While bringing prisoners from Guantánamo onto U.S. soil may indeed help the Obama administration close down that monument to lawlessness in Cuba -- a measure now several years overdue -- the reality is that the benefits will be almost purely symbolic. Instead of abolishing Guantánamo's notoriously rigged (if somewhat improved) military commissions process, the Obama administration is importing it onto U.S. soil. Even worse, perhaps, in addition to the prisoners who will be brought to stand trial via military commission -- a process that will take place within the perimeter of the prison -- another group of prisoners will reportedly be brought to Thomson only to remain there indefinitely -- subjects of "preventive detention," a policy Obama first stated his intention of pursuing earlier this year.

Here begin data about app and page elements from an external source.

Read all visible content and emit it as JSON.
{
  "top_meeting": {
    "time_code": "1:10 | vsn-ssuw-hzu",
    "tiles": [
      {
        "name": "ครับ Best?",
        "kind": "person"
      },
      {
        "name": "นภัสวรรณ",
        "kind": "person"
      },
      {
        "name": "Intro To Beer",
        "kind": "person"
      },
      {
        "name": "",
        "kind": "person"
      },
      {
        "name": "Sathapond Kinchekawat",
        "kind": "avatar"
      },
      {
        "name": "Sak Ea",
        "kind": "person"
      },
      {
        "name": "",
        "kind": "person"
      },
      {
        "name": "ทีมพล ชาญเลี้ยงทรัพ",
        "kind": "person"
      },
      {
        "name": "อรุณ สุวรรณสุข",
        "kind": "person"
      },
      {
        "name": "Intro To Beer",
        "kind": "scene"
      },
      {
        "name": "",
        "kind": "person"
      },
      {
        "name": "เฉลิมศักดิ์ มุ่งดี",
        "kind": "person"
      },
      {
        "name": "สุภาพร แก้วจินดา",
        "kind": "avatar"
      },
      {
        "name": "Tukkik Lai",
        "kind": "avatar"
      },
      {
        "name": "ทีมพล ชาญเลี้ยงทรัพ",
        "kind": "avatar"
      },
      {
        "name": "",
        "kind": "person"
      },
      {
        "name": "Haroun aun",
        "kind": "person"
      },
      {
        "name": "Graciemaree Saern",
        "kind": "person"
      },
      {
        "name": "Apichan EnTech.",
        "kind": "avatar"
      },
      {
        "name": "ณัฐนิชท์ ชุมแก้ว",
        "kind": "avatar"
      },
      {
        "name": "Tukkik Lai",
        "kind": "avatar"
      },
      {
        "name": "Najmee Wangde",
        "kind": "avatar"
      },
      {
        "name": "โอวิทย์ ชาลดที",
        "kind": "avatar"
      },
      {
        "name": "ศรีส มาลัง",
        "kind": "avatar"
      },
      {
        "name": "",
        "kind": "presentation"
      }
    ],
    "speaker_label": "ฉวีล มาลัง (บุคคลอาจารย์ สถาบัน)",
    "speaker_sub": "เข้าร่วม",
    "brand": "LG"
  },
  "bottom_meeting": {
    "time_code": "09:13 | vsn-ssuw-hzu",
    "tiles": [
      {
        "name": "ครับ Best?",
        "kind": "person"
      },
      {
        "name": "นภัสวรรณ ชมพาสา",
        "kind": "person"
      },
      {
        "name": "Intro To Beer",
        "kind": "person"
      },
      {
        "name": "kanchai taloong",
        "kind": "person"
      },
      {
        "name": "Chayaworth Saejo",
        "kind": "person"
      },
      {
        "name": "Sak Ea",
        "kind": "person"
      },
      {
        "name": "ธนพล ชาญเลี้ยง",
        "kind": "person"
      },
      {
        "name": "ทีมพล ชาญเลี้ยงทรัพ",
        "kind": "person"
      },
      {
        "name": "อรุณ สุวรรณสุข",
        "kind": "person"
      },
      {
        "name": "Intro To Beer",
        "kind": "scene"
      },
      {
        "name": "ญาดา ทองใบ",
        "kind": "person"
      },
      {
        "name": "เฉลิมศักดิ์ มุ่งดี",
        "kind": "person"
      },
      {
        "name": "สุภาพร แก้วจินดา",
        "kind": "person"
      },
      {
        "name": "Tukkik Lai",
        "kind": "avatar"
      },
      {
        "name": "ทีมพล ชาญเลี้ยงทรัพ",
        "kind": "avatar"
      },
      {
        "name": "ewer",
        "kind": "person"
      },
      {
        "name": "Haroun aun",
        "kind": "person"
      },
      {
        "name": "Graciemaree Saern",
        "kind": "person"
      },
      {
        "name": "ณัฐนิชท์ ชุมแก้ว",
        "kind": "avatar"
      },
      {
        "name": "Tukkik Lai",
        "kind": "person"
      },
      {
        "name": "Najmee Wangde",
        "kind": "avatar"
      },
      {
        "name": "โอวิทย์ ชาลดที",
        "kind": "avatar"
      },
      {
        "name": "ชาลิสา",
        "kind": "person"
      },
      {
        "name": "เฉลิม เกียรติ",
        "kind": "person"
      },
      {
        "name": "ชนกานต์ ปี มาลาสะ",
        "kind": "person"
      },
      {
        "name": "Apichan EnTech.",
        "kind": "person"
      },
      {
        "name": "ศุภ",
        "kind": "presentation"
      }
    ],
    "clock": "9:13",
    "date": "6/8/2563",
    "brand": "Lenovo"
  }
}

As Constitutional expert Glenn Greenwald wrote on Tuesday, "What is the point of closing Guantánamo only to replicate its essential framework -- imprisonment without trials -- a few thousand miles to the north?"
Thomson Correctional has already been dubbed "Gitmo North" -- an obvious pejorative among human rights lawyers, but one that has unmistakable political value for the Obama folks. With some Republicans screaming bloody murder about the fact that "terrorists" are being brought onto U.S. soil (an RNC release called it "a risky experiment with America's national security"), those in charge of the measure have repeatedly stressed that this will not be just any supermax prison. As a facility, it will be unprecedented. "This will be the safest prison in America," Sen. Durbin told reporters at a press conference on Tuesday, reminding them that Illinois was the first state in the country to open a federal supermax prison (a dubious distinction to be sure). It is not too cynical to suggest that the term "Gitmo North" will help blunt criticism from the fear-mongering right.
The ACLU, the Center for Constitutional Rights, and numerous progressive writers have all expressed their alarm at Obama's announcement this week. ACLU Executive Director Anthony Romero said that it "contradicts everything the president has said about the need for America to return to leading with its values," and warned Congress "to legislate responsibly and not set any policies or precedents for indefinite detention on U.S. soil, or create any violation of the Geneva Conventions." Center for Constitutional Rights Executive Director Vincent Warren pointed out that the Obama administration "has already cleared for release at least 116 of the 210 men who remain at Guantánamo," many of whom "have nowhere to go because they are from countries that routinely engage in torture and other human rights abuses."
"Will they now be subject to inhuman conditions of solitary confinement in a maximum security facility despite the fact that they will never be charged with anything and have been approved for release?" asked Warren. "For them Thomson, Illinois may be worse than Guantánamo."
Activists who for years have been protesting Guantánamo in Washington are already gearing up to take their activities to the Midwest."If moving prisoners to Illinois is a step toward charging, trying, or releasing them, then it is potentially a step in the right direction," says Matt Deloisio of the grassroots group Witness Against Torture. "But if it is a cynical jobs program, and intended … to be the new home for those we have held for years without charge or trial whom we anticipate keeping in 'prolonged detention,' then it is a waste of time."